Tuesday, August 3, 2010

Good bye Online Manga

Over the weekend, manga websites such as onemanga.com and mangafox.com have started shutting down operations of putting up manga scans (manga are Japanese comics, normally printed in black-and-white, with weekly/bi-weekly releases) for online reading, free. The operation involves a very tedious process--volunteers (scanners) get weekly copies of series from Japan, translate the words to English, scan the pages, clean the word balloons, and type the translations in them. All for the happiness of manga fans all over the world.

The reason for the cessation of the service is that manga publishers have issued their stand of disapproval for the practice. It's the typical copyright infringement battle: the scanners have no license to copy and distribute the comics, and of course, by reason of the "distribution", publishers are losing sales.

I remember a question raised in class, on whether or not lending a book to another person constitutes copyright infringement. Of course it doesn't, as no part of the book is reprinted and sold or used for profit. But this is the rule applicable to printed material after all.

The playing field has changed due to the free sharing of information over the internet. Published manga and other reading material have been copied or scanned and shared for free. While scanners make it a point to state that they derive no profit from the practice, publishers nonetheless feel the consequences of the particular distribution, arguing that since people are getting them for free, why bother purchasing from them (in this regard scanners are in fact really polite as they constantly tell readers to support authors by buying the comics).

What makes this more frustrating is the fact that there are still countries who do not receive printed copies of the manga or the books. Sometimes we do, but only after months of waiting. This is how countries, developing ones in particular, lose out to stringent intellectual property laws. It's either we don't have access to information at all, or it just costs too much.

2 comments:

Michelle P. M. Sabitsana said...

oh no! i'd really be sad if i won't be able to get my weekly dose of naruto shippuuden in onemanga.com. :(

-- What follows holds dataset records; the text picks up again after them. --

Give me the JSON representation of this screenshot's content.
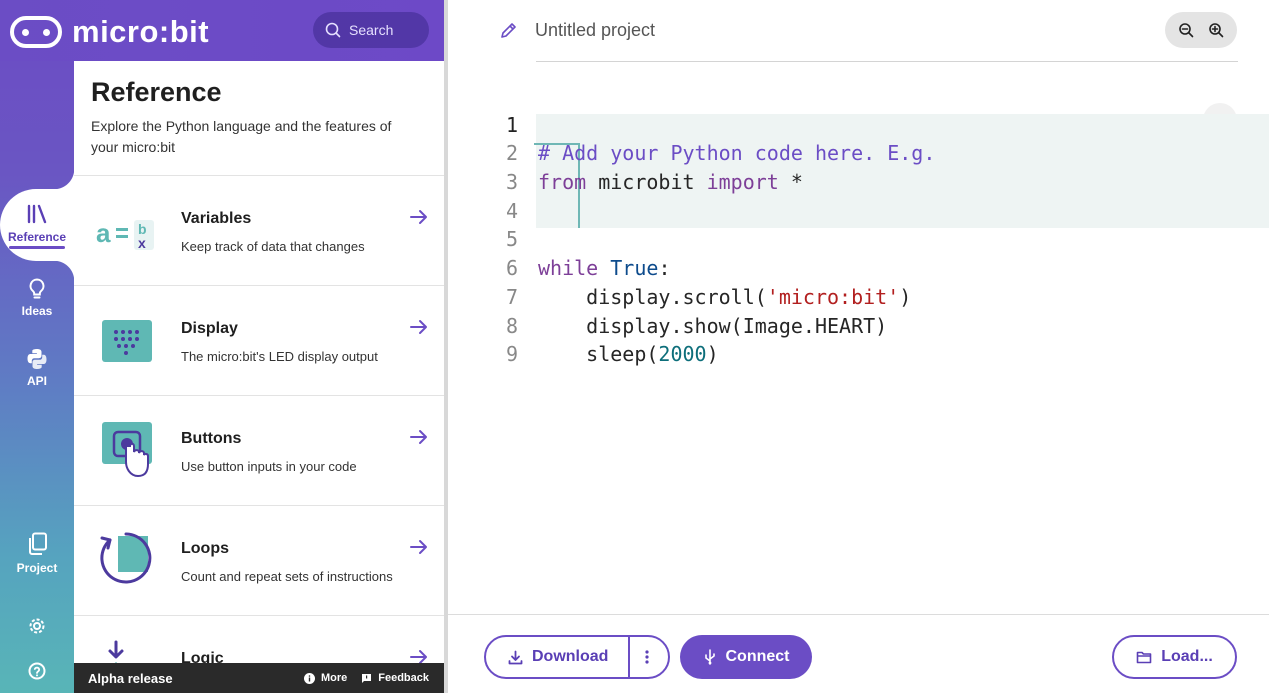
{
  "app": {
    "brand": "micro:bit"
  },
  "search": {
    "label": "Search"
  },
  "nav": {
    "items": [
      {
        "label": "Reference",
        "icon": "library-icon",
        "active": true
      },
      {
        "label": "Ideas",
        "icon": "lightbulb-icon"
      },
      {
        "label": "API",
        "icon": "python-icon"
      },
      {
        "label": "Project",
        "icon": "files-icon"
      }
    ],
    "settings_icon": "gear-icon",
    "help_icon": "help-circle-icon"
  },
  "reference": {
    "title": "Reference",
    "subtitle": "Explore the Python language and the features of your micro:bit",
    "items": [
      {
        "name": "Variables",
        "desc": "Keep track of data that changes"
      },
      {
        "name": "Display",
        "desc": "The micro:bit's LED display output"
      },
      {
        "name": "Buttons",
        "desc": "Use button inputs in your code"
      },
      {
        "name": "Loops",
        "desc": "Count and repeat sets of instructions"
      },
      {
        "name": "Logic",
        "desc": ""
      }
    ]
  },
  "footer": {
    "release": "Alpha release",
    "more": "More",
    "feedback": "Feedback"
  },
  "editor": {
    "project_name": "Untitled project",
    "current_line": 1,
    "line_numbers": [
      "1",
      "2",
      "3",
      "4",
      "5",
      "6",
      "7",
      "8",
      "9"
    ]
  },
  "code": {
    "l1": "# Add your Python code here. E.g.",
    "l2_kw1": "from",
    "l2_mid": " microbit ",
    "l2_kw2": "import",
    "l2_end": " *",
    "l5_kw": "while",
    "l5_true": "True",
    "l5_end": ":",
    "l6_a": "    display.scroll(",
    "l6_str": "'micro:bit'",
    "l6_b": ")",
    "l7": "    display.show(Image.HEART)",
    "l8_a": "    sleep(",
    "l8_num": "2000",
    "l8_b": ")"
  },
  "actions": {
    "download": "Download",
    "connect": "Connect",
    "load": "Load..."
  },
  "colors": {
    "brand": "#6b4dc5",
    "teal": "#5fb8b4",
    "footer_bg": "#2a2a2a"
  }
}
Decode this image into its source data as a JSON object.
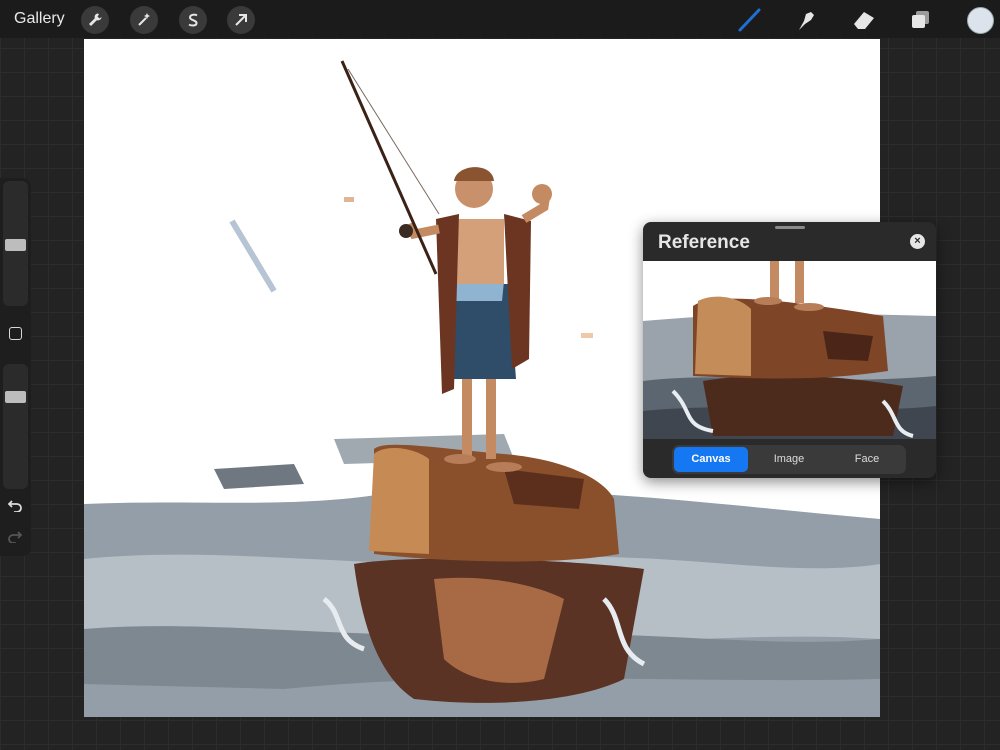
{
  "topbar": {
    "gallery_label": "Gallery",
    "left_tools": [
      "wrench-icon",
      "magic-wand-icon",
      "selection-s-icon",
      "transform-arrow-icon"
    ],
    "right_tools": [
      "brush-icon",
      "smudge-icon",
      "eraser-icon",
      "layers-icon"
    ],
    "brush_color": "#1f6fd6",
    "current_color": "#dde3ec"
  },
  "sidebar": {
    "brush_size_level": 0.5,
    "opacity_level": 0.75,
    "undo_icon": "undo-arrow-icon",
    "redo_icon": "redo-arrow-icon"
  },
  "reference": {
    "title": "Reference",
    "tabs": [
      {
        "label": "Canvas",
        "active": true
      },
      {
        "label": "Image",
        "active": false
      },
      {
        "label": "Face",
        "active": false
      }
    ]
  },
  "colors": {
    "accent": "#1677f2",
    "toolbar": "#1b1b1b",
    "panel": "#2a2a2a"
  }
}
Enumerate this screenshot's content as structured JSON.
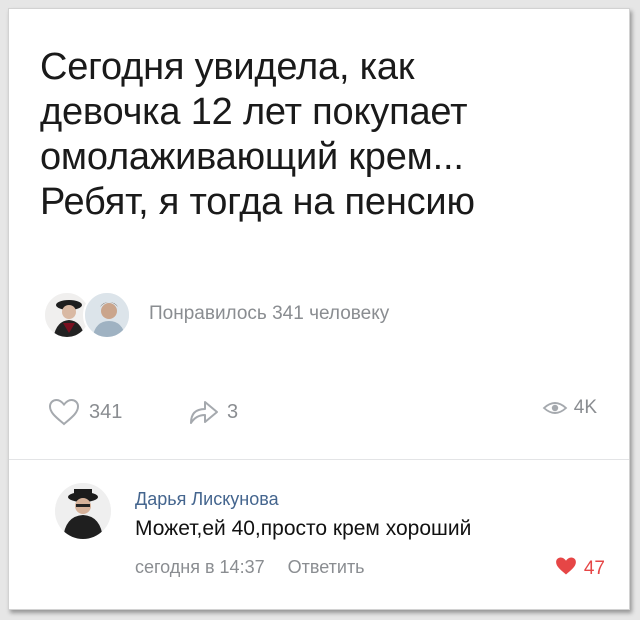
{
  "post": {
    "lines": [
      "Сегодня увидела, как",
      "девочка 12 лет покупает",
      "омолаживающий крем...",
      "Ребят, я тогда на пенсию"
    ]
  },
  "likers": {
    "text": "Понравилось 341 человеку"
  },
  "stats": {
    "likes": "341",
    "shares": "3",
    "views": "4K"
  },
  "comment": {
    "author": "Дарья Лискунова",
    "text": "Может,ей 40,просто крем хороший",
    "time": "сегодня в 14:37",
    "reply": "Ответить",
    "likes": "47"
  },
  "colors": {
    "text": "#1a1a1a",
    "muted": "#8a8d91",
    "author_link": "#44658e",
    "like_red": "#e64646"
  }
}
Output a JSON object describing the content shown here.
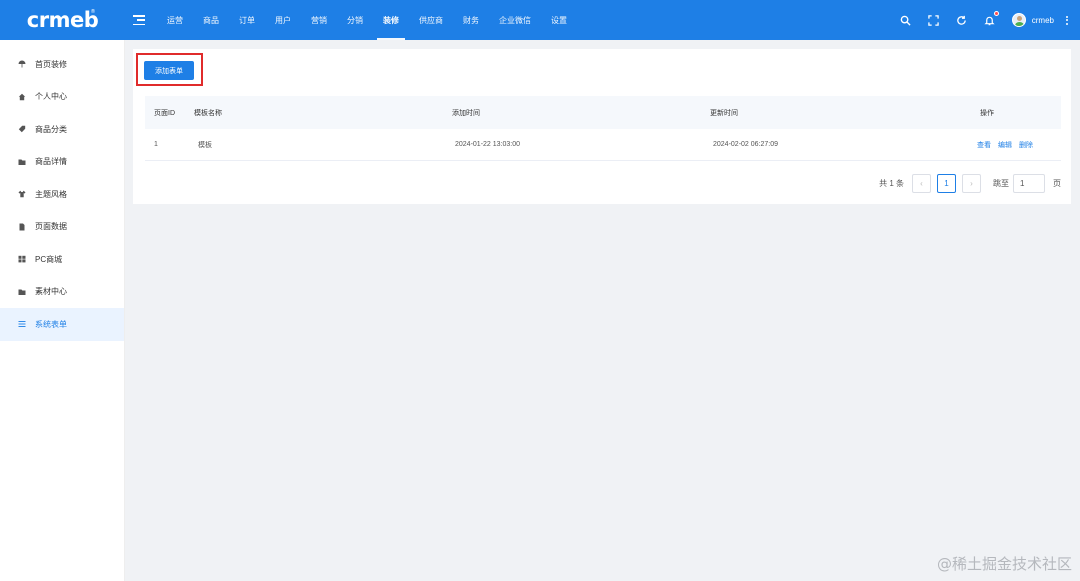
{
  "header": {
    "logo": "crmeb",
    "nav": [
      "运营",
      "商品",
      "订单",
      "用户",
      "营销",
      "分销",
      "装修",
      "供应商",
      "财务",
      "企业微信",
      "设置"
    ],
    "active_nav": "装修",
    "username": "crmeb",
    "icons": [
      "search-icon",
      "fullscreen-icon",
      "refresh-icon",
      "bell-icon",
      "more-vertical-icon"
    ],
    "accent_color": "#1e7fe6"
  },
  "sidebar": {
    "items": [
      {
        "label": "首页装修",
        "icon": "umbrella-icon"
      },
      {
        "label": "个人中心",
        "icon": "home-icon"
      },
      {
        "label": "商品分类",
        "icon": "tag-icon"
      },
      {
        "label": "商品详情",
        "icon": "folder-icon"
      },
      {
        "label": "主题风格",
        "icon": "shirt-icon"
      },
      {
        "label": "页面数据",
        "icon": "file-icon"
      },
      {
        "label": "PC商城",
        "icon": "windows-icon"
      },
      {
        "label": "素材中心",
        "icon": "folder-icon"
      },
      {
        "label": "系统表单",
        "icon": "list-icon"
      }
    ],
    "active": "系统表单"
  },
  "main": {
    "add_button": "添加表单",
    "table": {
      "headers": [
        "页面ID",
        "模板名称",
        "添加时间",
        "更新时间",
        "操作"
      ],
      "rows": [
        {
          "id": "1",
          "name": "模板",
          "created": "2024-01-22 13:03:00",
          "updated": "2024-02-02 06:27:09",
          "actions": [
            "查看",
            "编辑",
            "删除"
          ]
        }
      ]
    },
    "pagination": {
      "total": "共 1 条",
      "prev": "‹",
      "current_page": "1",
      "next": "›",
      "jump_label": "跳至",
      "jump_value": "1",
      "unit": "页"
    }
  },
  "watermark": "@稀土掘金技术社区"
}
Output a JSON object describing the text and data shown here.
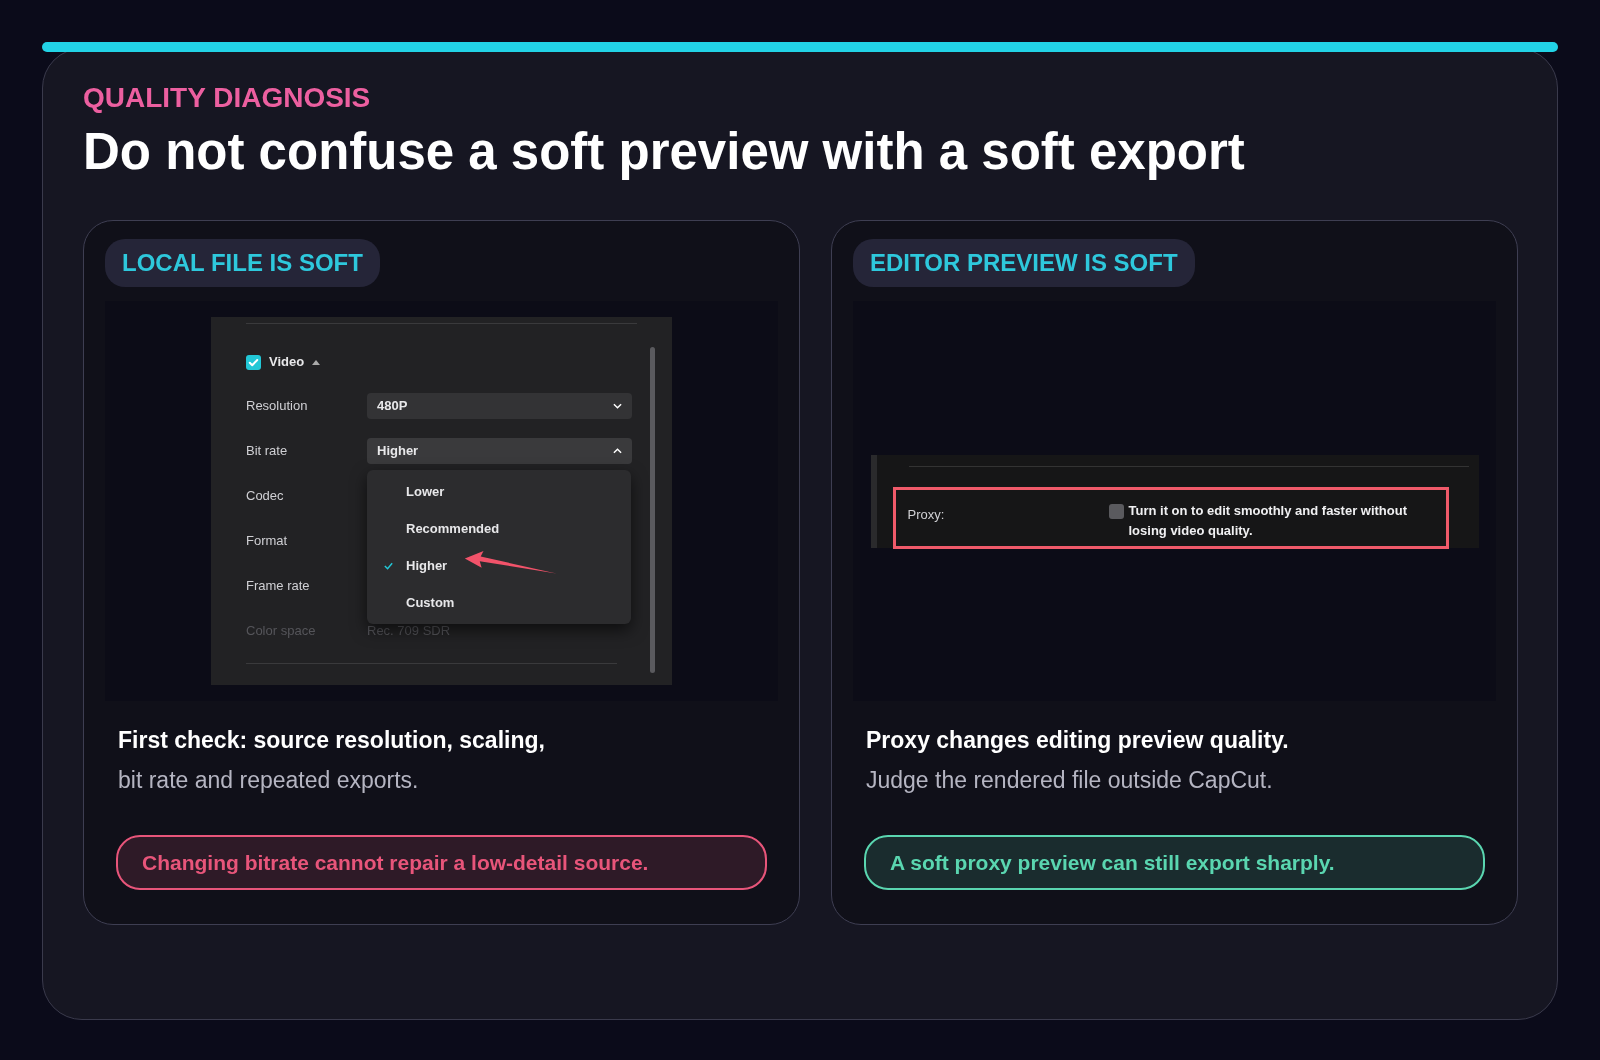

Felman Gem Magcalas said...

what I did was look for the scanlators' websites and download the scanlated manga directly from them na lang.

@mims

try mangastream.com :P